For years, the main focus on protection has been the computer. But according to the study, hackers and malware distributors are turning their sights on mobile devices - and it's particularly alarming because the majority of users don't have proper security measures in place.
The headlining news from the report is that Android malware attacks increased 400% from the summer of 2010.
But its not just Android users who need to worry. The study found that basically any device with downloadable apps is at heightened risk. Apparently the top way for malware to make it onto your device are through apps.
The report also mentions the Wi-Fi attacks are on the rise, giving attackers easy access to email and social networking information. 17% of attacks came through SMS, where trojans sent messages to premium rate numbers, costing the unwitting consumer.
"These findings reflect a perfect storm of users who are either uneducated on or disinterested in security, downloading readily available applications from unknown and unvetted sources in the complete absence of mobile device security solutions," said Dan Hoffman, chief mobile security evangelist at Juniper Networks.
"App store processes of reactively removing applications identified as malicious after they have been installed by thousands of users is insufficient as a means to control malware proliferation. There are specifics steps users must take to mitigate mobile attacks. Both enterprises and consumers alike need to be aware of the growing risks associated with the convenience of having the Internet in the palm of your hand."
Although this information may seem rather alarming, the sky isn't exactly falling. There are things you can do. Juniper suggests these steps for consumers:
• Install an on-device anti-malware solution to protect against malicious applications, spyware, infected SD cards, and malware-based attacks on the device

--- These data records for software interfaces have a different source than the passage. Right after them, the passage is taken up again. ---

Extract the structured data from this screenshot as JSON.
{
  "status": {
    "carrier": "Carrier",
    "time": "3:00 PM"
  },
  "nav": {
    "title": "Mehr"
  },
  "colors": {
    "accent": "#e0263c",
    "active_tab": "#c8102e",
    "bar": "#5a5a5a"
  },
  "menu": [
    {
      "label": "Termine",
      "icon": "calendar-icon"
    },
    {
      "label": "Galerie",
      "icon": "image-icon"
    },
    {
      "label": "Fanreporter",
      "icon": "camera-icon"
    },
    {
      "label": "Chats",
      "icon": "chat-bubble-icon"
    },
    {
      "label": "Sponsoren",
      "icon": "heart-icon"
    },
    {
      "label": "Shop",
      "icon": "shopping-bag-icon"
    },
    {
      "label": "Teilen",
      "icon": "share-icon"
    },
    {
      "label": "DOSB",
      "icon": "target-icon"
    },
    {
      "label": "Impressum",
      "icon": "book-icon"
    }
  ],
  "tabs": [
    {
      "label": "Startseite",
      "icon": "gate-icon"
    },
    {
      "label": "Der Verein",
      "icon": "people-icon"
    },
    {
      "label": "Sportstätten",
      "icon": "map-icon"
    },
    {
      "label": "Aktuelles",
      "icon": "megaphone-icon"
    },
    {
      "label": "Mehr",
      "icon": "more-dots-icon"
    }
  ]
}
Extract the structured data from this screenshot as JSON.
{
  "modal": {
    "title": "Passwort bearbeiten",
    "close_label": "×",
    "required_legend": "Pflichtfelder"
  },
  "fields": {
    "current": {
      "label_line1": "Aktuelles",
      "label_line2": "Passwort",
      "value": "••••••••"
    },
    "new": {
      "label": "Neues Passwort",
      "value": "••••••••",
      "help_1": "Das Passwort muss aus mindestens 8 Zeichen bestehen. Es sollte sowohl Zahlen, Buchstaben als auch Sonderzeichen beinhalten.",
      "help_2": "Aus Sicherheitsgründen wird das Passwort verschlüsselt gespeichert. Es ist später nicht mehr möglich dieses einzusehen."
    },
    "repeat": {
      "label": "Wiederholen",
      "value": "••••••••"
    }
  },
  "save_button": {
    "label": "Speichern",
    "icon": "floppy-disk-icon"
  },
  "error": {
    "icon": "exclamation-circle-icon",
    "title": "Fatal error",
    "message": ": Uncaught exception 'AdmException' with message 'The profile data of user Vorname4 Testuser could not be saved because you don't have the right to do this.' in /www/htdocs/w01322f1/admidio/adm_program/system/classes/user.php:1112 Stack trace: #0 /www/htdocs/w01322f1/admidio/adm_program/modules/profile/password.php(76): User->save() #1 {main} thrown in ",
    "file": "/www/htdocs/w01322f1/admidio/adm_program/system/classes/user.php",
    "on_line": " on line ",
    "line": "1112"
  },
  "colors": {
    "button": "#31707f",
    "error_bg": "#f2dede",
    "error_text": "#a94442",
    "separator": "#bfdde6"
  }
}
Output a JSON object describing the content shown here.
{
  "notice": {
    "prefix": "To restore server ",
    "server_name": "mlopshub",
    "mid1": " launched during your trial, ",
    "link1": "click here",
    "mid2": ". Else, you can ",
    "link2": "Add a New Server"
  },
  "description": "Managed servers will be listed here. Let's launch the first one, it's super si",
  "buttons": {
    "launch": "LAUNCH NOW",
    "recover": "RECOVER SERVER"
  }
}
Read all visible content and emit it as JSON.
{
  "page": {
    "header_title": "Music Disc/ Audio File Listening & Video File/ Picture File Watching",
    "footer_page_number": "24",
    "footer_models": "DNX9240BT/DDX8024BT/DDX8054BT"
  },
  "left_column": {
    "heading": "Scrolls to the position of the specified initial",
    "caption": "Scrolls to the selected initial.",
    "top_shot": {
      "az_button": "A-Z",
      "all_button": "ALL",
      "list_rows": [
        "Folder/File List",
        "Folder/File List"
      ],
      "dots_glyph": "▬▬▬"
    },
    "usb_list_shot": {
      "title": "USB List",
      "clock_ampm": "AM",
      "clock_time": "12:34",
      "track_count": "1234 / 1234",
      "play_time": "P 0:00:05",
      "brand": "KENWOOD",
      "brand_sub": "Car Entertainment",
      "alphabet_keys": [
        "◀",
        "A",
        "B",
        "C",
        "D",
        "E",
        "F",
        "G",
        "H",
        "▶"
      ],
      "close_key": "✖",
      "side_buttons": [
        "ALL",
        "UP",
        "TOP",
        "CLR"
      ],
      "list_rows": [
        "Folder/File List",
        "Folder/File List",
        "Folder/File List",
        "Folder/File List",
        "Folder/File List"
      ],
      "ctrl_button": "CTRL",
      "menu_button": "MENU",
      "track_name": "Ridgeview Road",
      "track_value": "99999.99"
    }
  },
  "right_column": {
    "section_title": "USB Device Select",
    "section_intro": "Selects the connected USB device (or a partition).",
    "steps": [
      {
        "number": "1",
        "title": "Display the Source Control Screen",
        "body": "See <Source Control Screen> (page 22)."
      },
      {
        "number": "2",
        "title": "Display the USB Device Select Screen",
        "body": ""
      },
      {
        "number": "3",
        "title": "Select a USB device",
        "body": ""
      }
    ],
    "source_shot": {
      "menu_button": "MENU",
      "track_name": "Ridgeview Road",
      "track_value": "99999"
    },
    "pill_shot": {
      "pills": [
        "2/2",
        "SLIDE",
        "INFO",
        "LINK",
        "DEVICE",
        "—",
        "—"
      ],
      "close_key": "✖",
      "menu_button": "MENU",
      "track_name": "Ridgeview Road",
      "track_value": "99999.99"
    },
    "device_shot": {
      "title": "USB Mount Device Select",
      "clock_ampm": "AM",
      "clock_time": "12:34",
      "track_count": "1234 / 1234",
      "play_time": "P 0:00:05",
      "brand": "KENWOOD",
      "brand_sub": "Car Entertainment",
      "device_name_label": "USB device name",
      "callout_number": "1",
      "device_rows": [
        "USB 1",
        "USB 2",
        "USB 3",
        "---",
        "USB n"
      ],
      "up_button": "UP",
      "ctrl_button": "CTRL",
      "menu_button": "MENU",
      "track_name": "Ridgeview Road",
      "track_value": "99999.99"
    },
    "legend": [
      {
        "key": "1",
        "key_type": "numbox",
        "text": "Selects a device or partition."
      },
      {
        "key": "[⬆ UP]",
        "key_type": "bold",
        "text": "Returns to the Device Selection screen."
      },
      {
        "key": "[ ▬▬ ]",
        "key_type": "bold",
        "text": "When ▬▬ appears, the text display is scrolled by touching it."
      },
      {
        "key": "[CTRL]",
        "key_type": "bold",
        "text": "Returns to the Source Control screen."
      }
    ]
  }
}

• Use an on-device personal firewall to protect device interfaces
• Require robust password protection for device access
• Implement anti-spam software to protect against unwanted voice and SMS/MMS communications
• For parents, use device usage monitoring software to oversee and control pre-adult mobile device usage and protect against cyberbullying, cyberstalking, exploitative or inappropriate usage, and other threats
I'm as guilty as the next person of failing to realize the new mobile threat. I guess we all have to start thinking of smartphones as what they actually are - little pocket computers.